INSTRUCTIONS TO FOLLOW:
In the entries below, the word "Straße" appears on some lines. Copy each of those lines.

-- MATERIALS PROVIDED follows --

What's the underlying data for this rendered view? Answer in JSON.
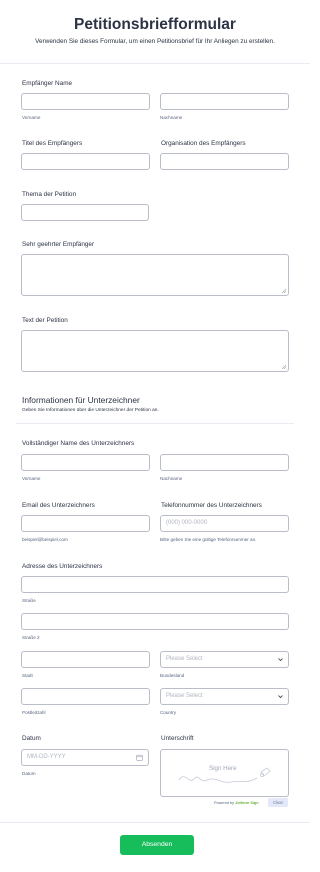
{
  "form": {
    "title": "Petitionsbriefformular",
    "subtitle": "Verwenden Sie dieses Formular, um einen Petitionsbrief für Ihr Anliegen zu erstellen."
  },
  "recipient": {
    "name_label": "Empfänger Name",
    "first_sublabel": "Vorname",
    "last_sublabel": "Nachname",
    "title_label": "Titel des Empfängers",
    "org_label": "Organisation des Empfängers",
    "topic_label": "Thema der Petition",
    "salutation_label": "Sehr geehrter Empfänger",
    "petition_text_label": "Text der Petition"
  },
  "signer_section": {
    "heading": "Informationen für Unterzeichner",
    "description": "Geben Sie Informationen über die Unterzeichner der Petition an.",
    "fullname_label": "Vollständiger Name des Unterzeichners",
    "first_sublabel": "Vorname",
    "last_sublabel": "Nachname",
    "email_label": "Email des Unterzeichners",
    "email_sublabel": "beispiel@beispiel.com",
    "phone_label": "Telefonnummer des Unterzeichners",
    "phone_placeholder": "(000) 000-0000",
    "phone_sublabel": "Bitte geben Sie eine gültige Telefonnummer an.",
    "address_label": "Adresse des Unterzeichners",
    "street_sublabel": "Straße",
    "street2_sublabel": "Straße 2",
    "city_sublabel": "Stadt",
    "state_placeholder": "Please Select",
    "state_sublabel": "Bundesland",
    "zip_sublabel": "Postleitzahl",
    "country_placeholder": "Please Select",
    "country_sublabel": "Country",
    "date_label": "Datum",
    "date_placeholder": "MM-DD-YYYY",
    "date_sublabel": "Datum",
    "signature_label": "Unterschrift",
    "sign_here": "Sign Here",
    "powered_by": "Powered by",
    "powered_brand": "Jotform Sign",
    "clear_label": "Clear"
  },
  "submit_label": "Absenden",
  "colors": {
    "submit": "#18bd5b",
    "border": "#b8bdc9",
    "text": "#2c3345",
    "placeholder": "#b0b5c1"
  }
}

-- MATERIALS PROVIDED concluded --

ANSWER BOX:
    "street_sublabel": "Straße",
    "street2_sublabel": "Straße 2",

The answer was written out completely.